A New Approach to Strengthening Community-Academic Research
BACKGROUND: Partnerships between academic and community-based organizations (CBOs) can richly inform the research process and speed translation of findings. Although immense potential exists to co-conduct research, a better understanding of how to create and sustain equitable relationships between entities with different organizational goals, structures, resources, and expectations is needed. OBJECTIVE: We sought to engage community leaders in the development of an instrument to assess CBOs' interest and capacity to engage with academia in translational research partnerships. METHODS: Leaders from CBOs partnered with our research team in the design of a 50-item instrument to assess organizational experience with applying for federal funding and conducting research studies.

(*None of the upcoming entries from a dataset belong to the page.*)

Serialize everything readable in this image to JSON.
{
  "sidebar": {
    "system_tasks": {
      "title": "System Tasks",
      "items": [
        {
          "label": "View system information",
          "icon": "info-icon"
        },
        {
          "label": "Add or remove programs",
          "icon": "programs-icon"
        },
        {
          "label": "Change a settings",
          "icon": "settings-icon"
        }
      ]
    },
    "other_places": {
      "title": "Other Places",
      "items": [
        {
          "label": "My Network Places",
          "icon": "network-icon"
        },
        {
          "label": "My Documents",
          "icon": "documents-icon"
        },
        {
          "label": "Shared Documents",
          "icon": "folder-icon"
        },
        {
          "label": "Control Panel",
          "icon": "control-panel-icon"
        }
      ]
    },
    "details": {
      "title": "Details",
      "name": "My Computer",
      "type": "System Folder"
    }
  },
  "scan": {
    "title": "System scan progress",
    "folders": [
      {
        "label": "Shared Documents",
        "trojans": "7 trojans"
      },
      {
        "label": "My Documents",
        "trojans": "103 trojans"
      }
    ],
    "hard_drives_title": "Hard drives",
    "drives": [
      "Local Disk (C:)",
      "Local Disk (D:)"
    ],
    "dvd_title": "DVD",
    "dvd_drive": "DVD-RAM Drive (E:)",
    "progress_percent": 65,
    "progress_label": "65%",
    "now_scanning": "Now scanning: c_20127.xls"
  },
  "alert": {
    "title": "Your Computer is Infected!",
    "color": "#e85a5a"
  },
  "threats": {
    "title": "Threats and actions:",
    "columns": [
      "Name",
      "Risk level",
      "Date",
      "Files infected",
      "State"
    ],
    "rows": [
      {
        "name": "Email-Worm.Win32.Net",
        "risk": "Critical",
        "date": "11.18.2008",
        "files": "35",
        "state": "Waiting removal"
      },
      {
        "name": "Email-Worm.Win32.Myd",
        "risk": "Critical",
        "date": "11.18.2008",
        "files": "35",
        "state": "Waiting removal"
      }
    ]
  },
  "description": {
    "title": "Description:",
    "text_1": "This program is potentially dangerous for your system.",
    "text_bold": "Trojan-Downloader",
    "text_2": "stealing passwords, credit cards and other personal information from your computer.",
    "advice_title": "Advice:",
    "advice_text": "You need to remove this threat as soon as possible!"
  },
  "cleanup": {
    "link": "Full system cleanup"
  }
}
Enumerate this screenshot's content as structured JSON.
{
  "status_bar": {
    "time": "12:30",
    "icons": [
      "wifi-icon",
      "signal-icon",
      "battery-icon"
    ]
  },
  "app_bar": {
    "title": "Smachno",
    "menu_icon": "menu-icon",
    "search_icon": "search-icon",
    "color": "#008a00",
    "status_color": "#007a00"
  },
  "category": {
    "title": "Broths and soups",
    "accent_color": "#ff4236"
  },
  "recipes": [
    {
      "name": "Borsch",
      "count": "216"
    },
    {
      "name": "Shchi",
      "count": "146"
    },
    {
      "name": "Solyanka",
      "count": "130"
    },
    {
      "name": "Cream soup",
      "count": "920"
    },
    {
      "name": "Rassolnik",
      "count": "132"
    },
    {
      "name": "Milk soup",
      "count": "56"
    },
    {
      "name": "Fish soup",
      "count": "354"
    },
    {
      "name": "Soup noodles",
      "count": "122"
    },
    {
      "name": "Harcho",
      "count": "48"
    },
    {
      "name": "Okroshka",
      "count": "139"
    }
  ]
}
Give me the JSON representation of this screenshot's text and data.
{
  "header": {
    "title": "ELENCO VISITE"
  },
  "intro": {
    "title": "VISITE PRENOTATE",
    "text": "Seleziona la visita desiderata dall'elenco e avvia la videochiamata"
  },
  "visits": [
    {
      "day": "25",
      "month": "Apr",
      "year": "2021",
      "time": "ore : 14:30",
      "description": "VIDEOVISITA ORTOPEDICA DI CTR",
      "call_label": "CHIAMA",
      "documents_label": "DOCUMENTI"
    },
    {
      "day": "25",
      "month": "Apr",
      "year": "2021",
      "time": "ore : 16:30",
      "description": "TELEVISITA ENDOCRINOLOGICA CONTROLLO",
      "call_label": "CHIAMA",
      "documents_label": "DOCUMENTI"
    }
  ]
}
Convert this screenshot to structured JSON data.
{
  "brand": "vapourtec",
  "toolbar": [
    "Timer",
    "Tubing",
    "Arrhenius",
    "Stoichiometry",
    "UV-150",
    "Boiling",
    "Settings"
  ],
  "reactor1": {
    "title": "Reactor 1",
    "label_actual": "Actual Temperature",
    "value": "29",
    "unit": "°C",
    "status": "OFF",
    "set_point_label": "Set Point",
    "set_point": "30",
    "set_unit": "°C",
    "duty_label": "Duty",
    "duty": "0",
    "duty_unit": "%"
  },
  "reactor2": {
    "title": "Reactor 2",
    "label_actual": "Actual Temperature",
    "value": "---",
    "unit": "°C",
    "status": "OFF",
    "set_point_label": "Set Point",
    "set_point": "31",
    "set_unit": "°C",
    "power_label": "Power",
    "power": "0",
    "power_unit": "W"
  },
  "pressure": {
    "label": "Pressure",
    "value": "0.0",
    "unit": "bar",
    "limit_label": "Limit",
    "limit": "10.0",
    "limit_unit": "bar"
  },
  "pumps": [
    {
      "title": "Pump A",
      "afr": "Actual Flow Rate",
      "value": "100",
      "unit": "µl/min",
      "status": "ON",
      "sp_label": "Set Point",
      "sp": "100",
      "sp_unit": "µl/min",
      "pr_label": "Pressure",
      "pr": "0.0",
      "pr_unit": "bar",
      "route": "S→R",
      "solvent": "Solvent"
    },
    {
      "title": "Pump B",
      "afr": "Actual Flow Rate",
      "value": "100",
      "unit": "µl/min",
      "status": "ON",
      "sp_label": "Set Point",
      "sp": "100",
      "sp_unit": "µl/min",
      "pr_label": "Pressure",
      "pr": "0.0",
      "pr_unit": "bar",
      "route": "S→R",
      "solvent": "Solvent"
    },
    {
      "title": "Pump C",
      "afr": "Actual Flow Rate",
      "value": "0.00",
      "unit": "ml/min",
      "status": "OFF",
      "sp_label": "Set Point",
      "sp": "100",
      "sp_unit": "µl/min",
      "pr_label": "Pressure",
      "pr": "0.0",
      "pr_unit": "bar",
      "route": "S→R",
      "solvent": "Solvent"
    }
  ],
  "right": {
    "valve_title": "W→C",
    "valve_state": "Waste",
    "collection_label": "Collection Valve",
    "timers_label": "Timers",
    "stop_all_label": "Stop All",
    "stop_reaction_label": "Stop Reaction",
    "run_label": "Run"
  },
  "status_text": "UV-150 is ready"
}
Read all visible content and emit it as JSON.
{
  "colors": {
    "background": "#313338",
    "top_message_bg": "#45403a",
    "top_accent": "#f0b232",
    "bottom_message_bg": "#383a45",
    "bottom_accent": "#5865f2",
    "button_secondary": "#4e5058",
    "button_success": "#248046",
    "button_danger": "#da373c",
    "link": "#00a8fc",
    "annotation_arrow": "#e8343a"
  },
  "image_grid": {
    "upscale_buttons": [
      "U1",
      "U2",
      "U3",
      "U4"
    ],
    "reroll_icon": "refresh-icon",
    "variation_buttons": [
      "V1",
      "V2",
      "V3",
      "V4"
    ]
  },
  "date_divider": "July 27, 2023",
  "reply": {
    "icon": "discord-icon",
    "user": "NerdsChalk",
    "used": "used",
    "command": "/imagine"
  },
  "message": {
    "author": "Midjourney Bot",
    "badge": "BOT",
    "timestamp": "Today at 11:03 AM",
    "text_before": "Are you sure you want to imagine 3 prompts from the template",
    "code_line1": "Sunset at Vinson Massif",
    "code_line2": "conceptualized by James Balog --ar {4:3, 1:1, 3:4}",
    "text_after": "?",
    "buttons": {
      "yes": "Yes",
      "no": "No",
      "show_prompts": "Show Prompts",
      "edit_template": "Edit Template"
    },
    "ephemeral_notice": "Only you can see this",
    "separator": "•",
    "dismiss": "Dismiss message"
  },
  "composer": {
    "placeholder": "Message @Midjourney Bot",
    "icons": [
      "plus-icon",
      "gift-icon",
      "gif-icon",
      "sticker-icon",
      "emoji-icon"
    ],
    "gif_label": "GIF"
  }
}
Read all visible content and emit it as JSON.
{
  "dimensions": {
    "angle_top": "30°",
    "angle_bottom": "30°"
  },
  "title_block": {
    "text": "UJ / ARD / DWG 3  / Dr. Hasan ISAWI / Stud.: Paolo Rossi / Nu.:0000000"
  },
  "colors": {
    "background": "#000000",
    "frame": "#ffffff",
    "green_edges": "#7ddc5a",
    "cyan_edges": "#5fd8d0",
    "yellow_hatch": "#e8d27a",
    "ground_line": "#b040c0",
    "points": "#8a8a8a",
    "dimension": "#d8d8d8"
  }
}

Respondents completed a self-administered, paper/pencil survey and a follow-up structured cognitive interview (n = 11). A community advisory board (CAB; n = 8) provided further feedback on the survey through guided discussion. Thematic analysis of the cognitive interviews and a summary of the CAB discussion informed survey revisions. RESULTS: Cognitive interviews and discussion with community leaders identified language and measurement issues for revision. Importantly, they also revealed an unconscious bias on the part of researchers and offered an opportunity, at an early research stage, to address imbalances in the survey perspective and to develop a more collaborative, equitable approach. CONCLUSIONS: Engaging community leaders enhanced face and content validity and served as a means to form relationships with potential community co-investigators in the future. Cognitive interviewing can enable a bidirectional approach to partnerships, starting with instrument development.